App and web page records:
################

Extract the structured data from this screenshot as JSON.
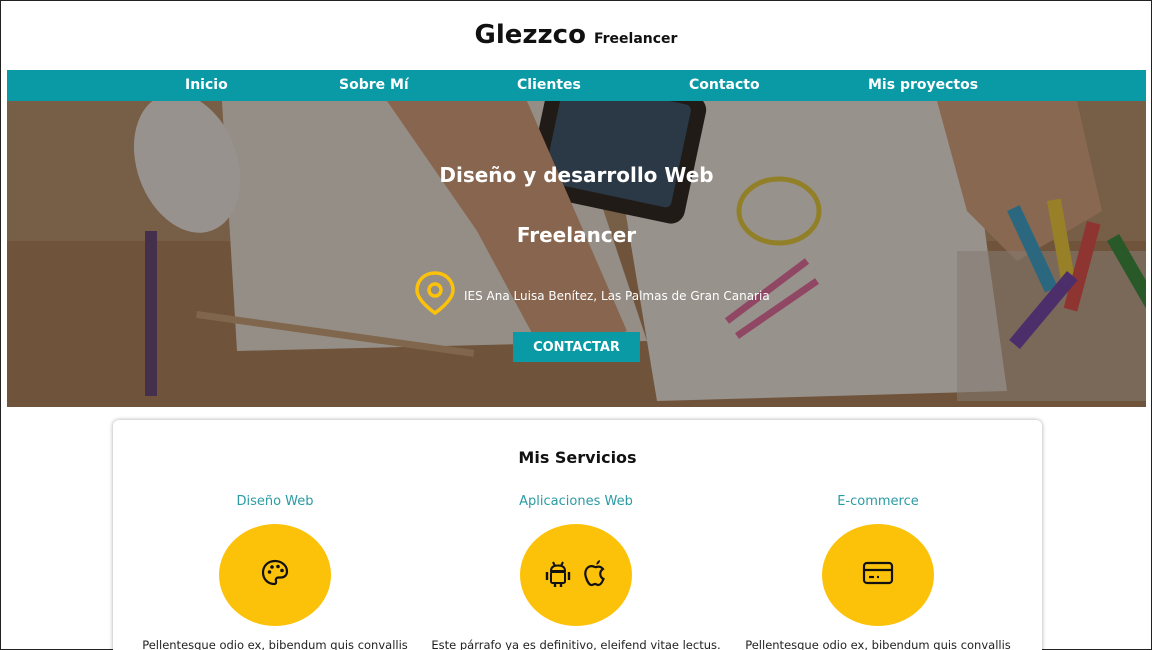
{
  "header": {
    "brand_name": "Glezzco",
    "brand_tag": "Freelancer"
  },
  "nav": {
    "items": [
      "Inicio",
      "Sobre Mí",
      "Clientes",
      "Contacto",
      "Mis proyectos"
    ]
  },
  "hero": {
    "title": "Diseño y desarrollo Web",
    "subtitle": "Freelancer",
    "location": "IES Ana Luisa Benítez, Las Palmas de Gran Canaria",
    "cta": "CONTACTAR"
  },
  "services": {
    "title": "Mis Servicios",
    "items": [
      {
        "name": "Diseño Web",
        "icon": "palette-icon",
        "desc": "Pellentesque odio ex, bibendum quis convallis"
      },
      {
        "name": "Aplicaciones Web",
        "icon": "android-apple-icon",
        "desc": "Este párrafo ya es definitivo, eleifend vitae lectus."
      },
      {
        "name": "E-commerce",
        "icon": "credit-card-icon",
        "desc": "Pellentesque odio ex, bibendum quis convallis"
      }
    ]
  },
  "colors": {
    "accent": "#0a9aa6",
    "icon_bg": "#fcc20a",
    "service_title": "#2a9ba3"
  }
}
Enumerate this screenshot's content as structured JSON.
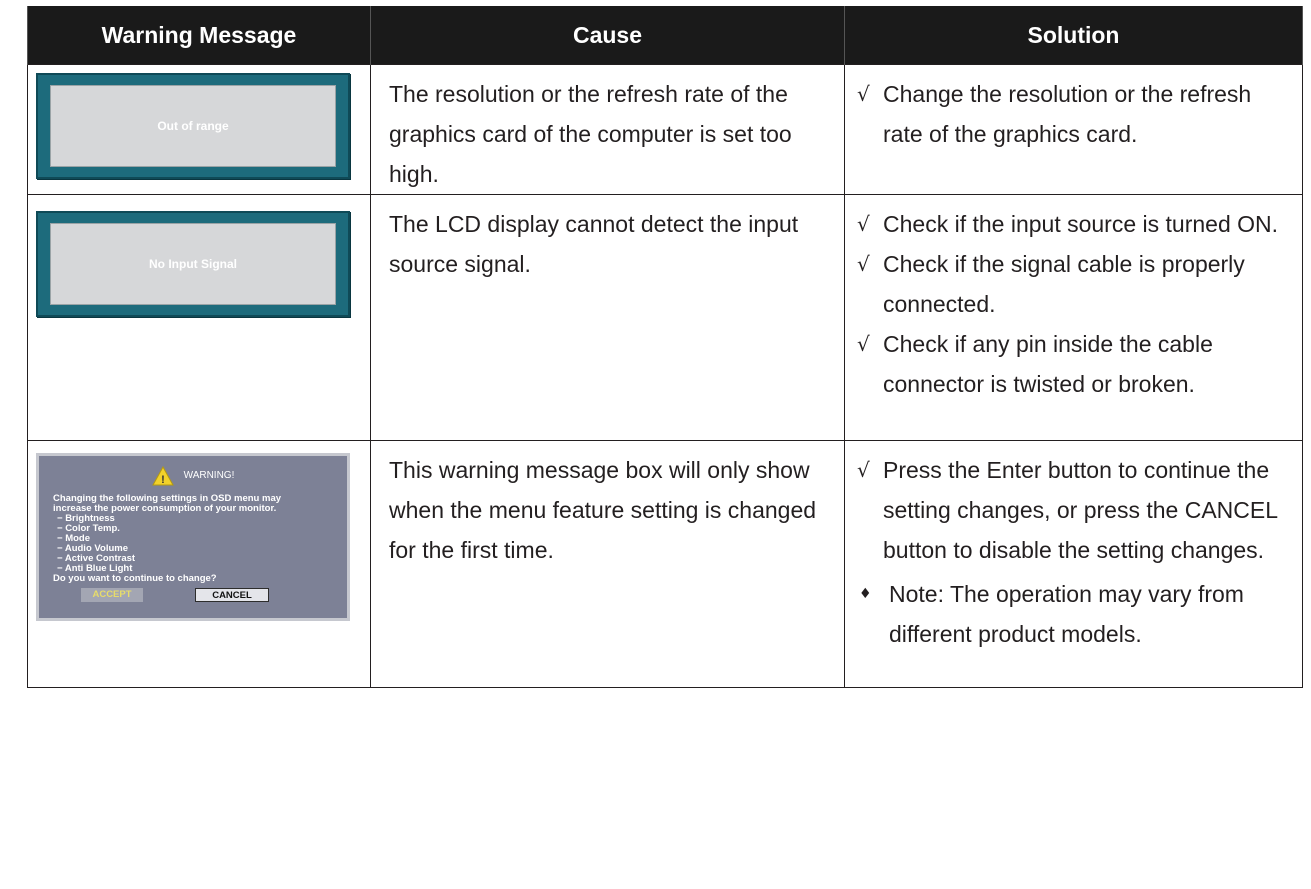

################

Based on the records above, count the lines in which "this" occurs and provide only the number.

2